TASK: Where does the string "Hulet" appear? Copy every line of the entries below that holds it.

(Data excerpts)

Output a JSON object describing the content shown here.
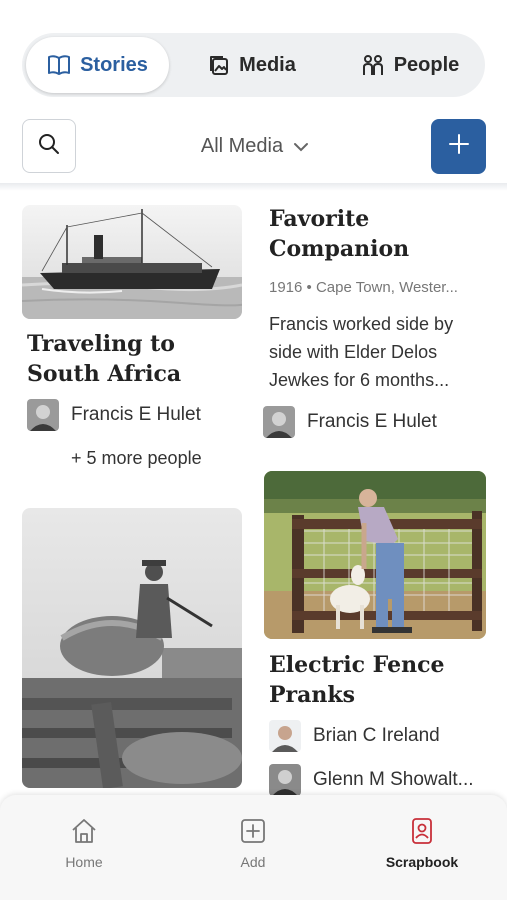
{
  "tabs": [
    {
      "label": "Stories",
      "icon": "book-icon",
      "active": true
    },
    {
      "label": "Media",
      "icon": "media-icon",
      "active": false
    },
    {
      "label": "People",
      "icon": "people-icon",
      "active": false
    }
  ],
  "toolbar": {
    "filter_label": "All Media",
    "add_label": "+",
    "accent_color": "#2b5fa0"
  },
  "cards": [
    {
      "title": "Traveling to South Africa",
      "person": "Francis E Hulet",
      "more": "+ 5 more people"
    },
    {
      "title": "Favorite Companion",
      "meta": "1916 • Cape Town, Wester...",
      "description": "Francis worked side by side with Elder Delos Jewkes for 6 months...",
      "person": "Francis E Hulet"
    },
    {
      "title": "Electric Fence Pranks",
      "people": [
        "Brian C Ireland",
        "Glenn M Showalt..."
      ]
    }
  ],
  "bottom_nav": [
    {
      "label": "Home",
      "icon": "home-icon",
      "active": false
    },
    {
      "label": "Add",
      "icon": "add-square-icon",
      "active": false
    },
    {
      "label": "Scrapbook",
      "icon": "scrapbook-icon",
      "active": true,
      "color": "#c8303a"
    }
  ]
}
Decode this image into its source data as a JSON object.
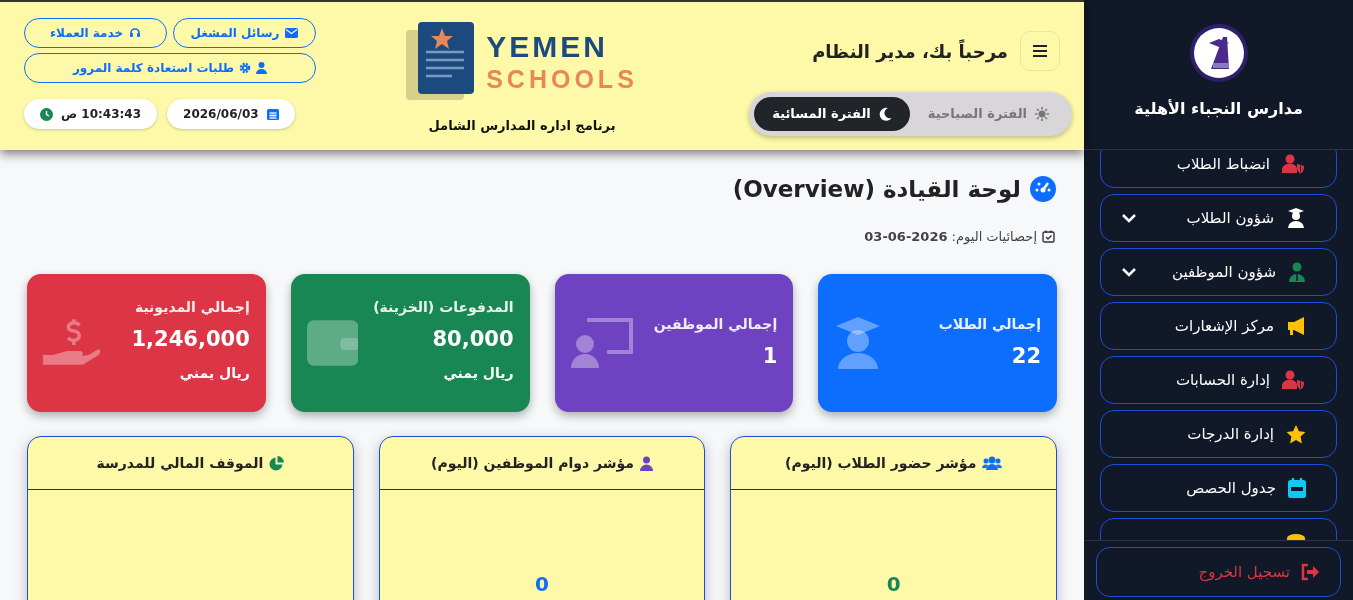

OUTPUT OF THE TASK:
      "person": "Francis E Hulet",
      "person": "Francis E Hulet"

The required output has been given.